Why, we ask again. Why? What’s the logic behind such a move? Is it that the strategists believe that bandits can’t read and that the operation to catch them would go unnoticed? Or maybe that the price of a news paper now is a deterrent therefore the poor criminals can’t afford to read that the police are coming for them. The price of toilet paper is astonishing and nothing goes to waste these days. No pun intended. One might decide to read before application and Operation Strike Back – The Sequel is a bust. Down the toilet it might go with all of the other ‘operations’ that preceded it. Can you remember Operation Anaconda?

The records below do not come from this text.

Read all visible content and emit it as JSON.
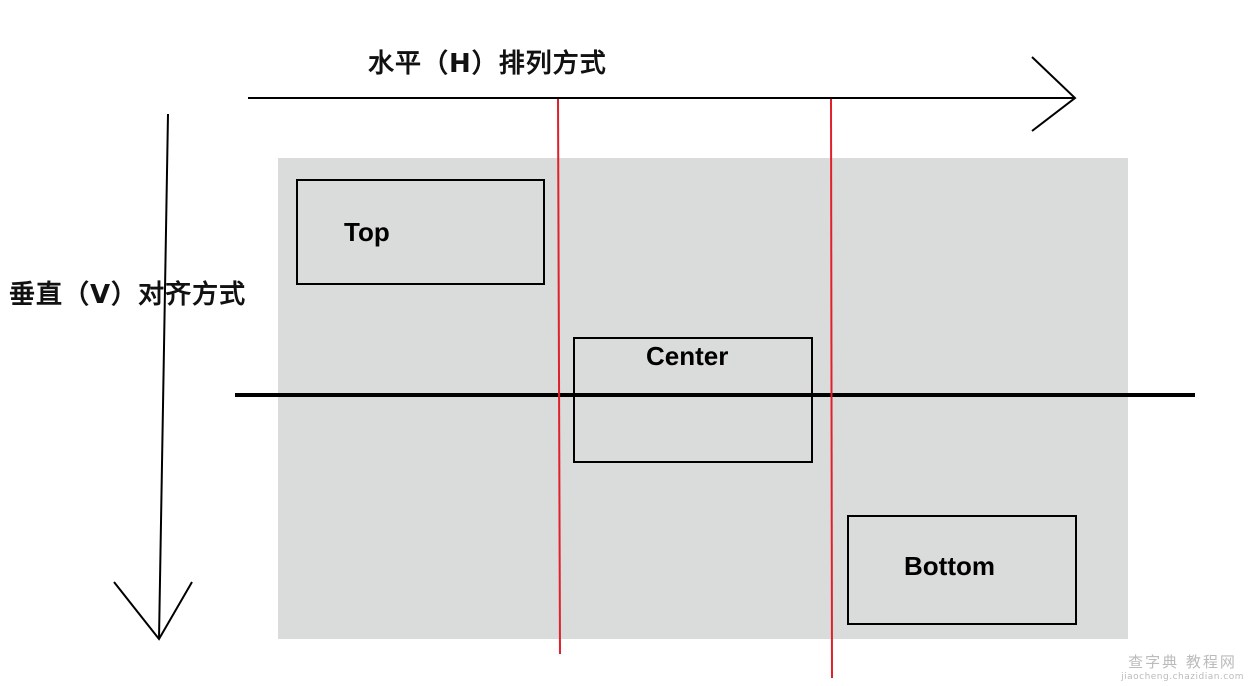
{
  "diagram": {
    "horizontal_axis_label": "水平（H）排列方式",
    "vertical_axis_label": "垂直（V）对齐方式",
    "boxes": [
      {
        "id": "top",
        "label": "Top"
      },
      {
        "id": "center",
        "label": "Center"
      },
      {
        "id": "bottom",
        "label": "Bottom"
      }
    ],
    "colors": {
      "container_fill": "#dadbdb",
      "guide_line": "#e0202a",
      "axis_line": "#000000",
      "box_border": "#000000"
    }
  },
  "watermark": {
    "line1": "查字典 教程网",
    "line2": "jiaocheng.chazidian.com"
  }
}
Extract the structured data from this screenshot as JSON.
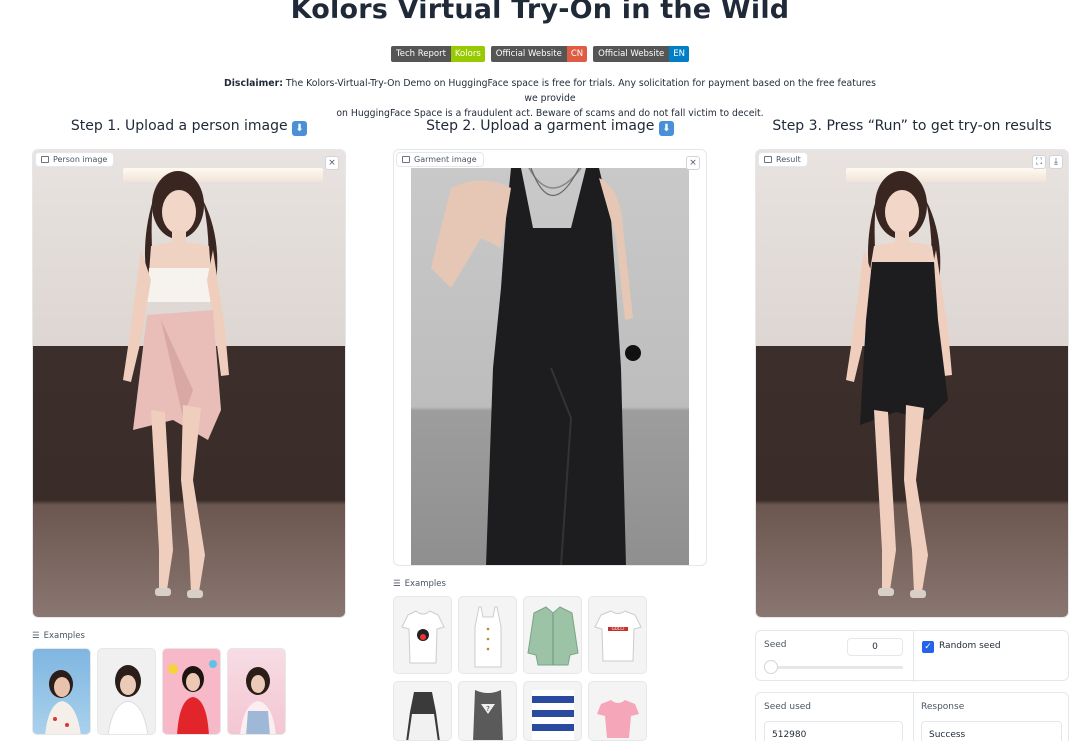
{
  "header": {
    "title": "Kolors Virtual Try-On in the Wild",
    "badges": [
      {
        "left": "Tech Report",
        "right": "Kolors",
        "color": "#97ca00"
      },
      {
        "left": "Official Website",
        "right": "CN",
        "color": "#e05d44"
      },
      {
        "left": "Official Website",
        "right": "EN",
        "color": "#007ec6"
      }
    ],
    "disclaimer_label": "Disclaimer:",
    "disclaimer_line1": " The Kolors-Virtual-Try-On Demo on HuggingFace space is free for trials. Any solicitation for payment based on the free features we provide",
    "disclaimer_line2": "on HuggingFace Space is a fraudulent act. Beware of scams and do not fall victim to deceit."
  },
  "steps": {
    "step1": "Step 1. Upload a person image",
    "step2": "Step 2. Upload a garment image",
    "step3": "Step 3. Press “Run” to get try-on results"
  },
  "panels": {
    "person_label": "Person image",
    "garment_label": "Garment image",
    "result_label": "Result",
    "close_glyph": "×",
    "fullscreen_glyph": "⛶",
    "download_glyph": "⤓"
  },
  "examples": {
    "person_label": "Examples",
    "garment_label": "Examples"
  },
  "garment_examples_text": {
    "tee_logo": "GUCCI",
    "tank_logo": "?"
  },
  "controls": {
    "seed_label": "Seed",
    "seed_value": "0",
    "random_seed_label": "Random seed",
    "random_seed_checked": true,
    "seed_used_label": "Seed used",
    "seed_used_value": "512980",
    "response_label": "Response",
    "response_value": "Success"
  },
  "icons": [
    "image-icon",
    "close-icon",
    "fullscreen-icon",
    "download-icon",
    "list-icon",
    "down-arrow-emoji-icon",
    "check-icon"
  ]
}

It’s the only time that a ‘big snake’ was laughing stock.

While there may be some truth to the fact that school and learning to read may not have been priorities for criminals, it is common knowledge that these foot soldiers are just that and they are controlled by higher forces, businessmen in some cases who can read. The questionable decision to publicly release information that the police was executing an anti crime exercise only compounds the already disturbing issue of leaks from within the force that reach the criminals ahead of scheduled exercises. And in this age of social media where information travels at the speed of light, we worry about the success of Operation Strike Back 2 to apprehend any Big Fish especially.

It is not our intention to trivialise a matter as serious as a police anti-crime exercise but neither can we be the only ones that seem to take things like these seriously. We understand the necessity for the protective services to undertake missions to make the country safer and in turn, receive positive feedback from the public. Good public relations is a must for all organisations. But at what cost? Praise should come from success rather than the intention. Greater care must be taken to not jeopardise the effectiveness of police missions if they are to make further positive strides. Commissioner Griffith should seriously consider adding public relations to the list of items that is to be sought from foreign intelligence.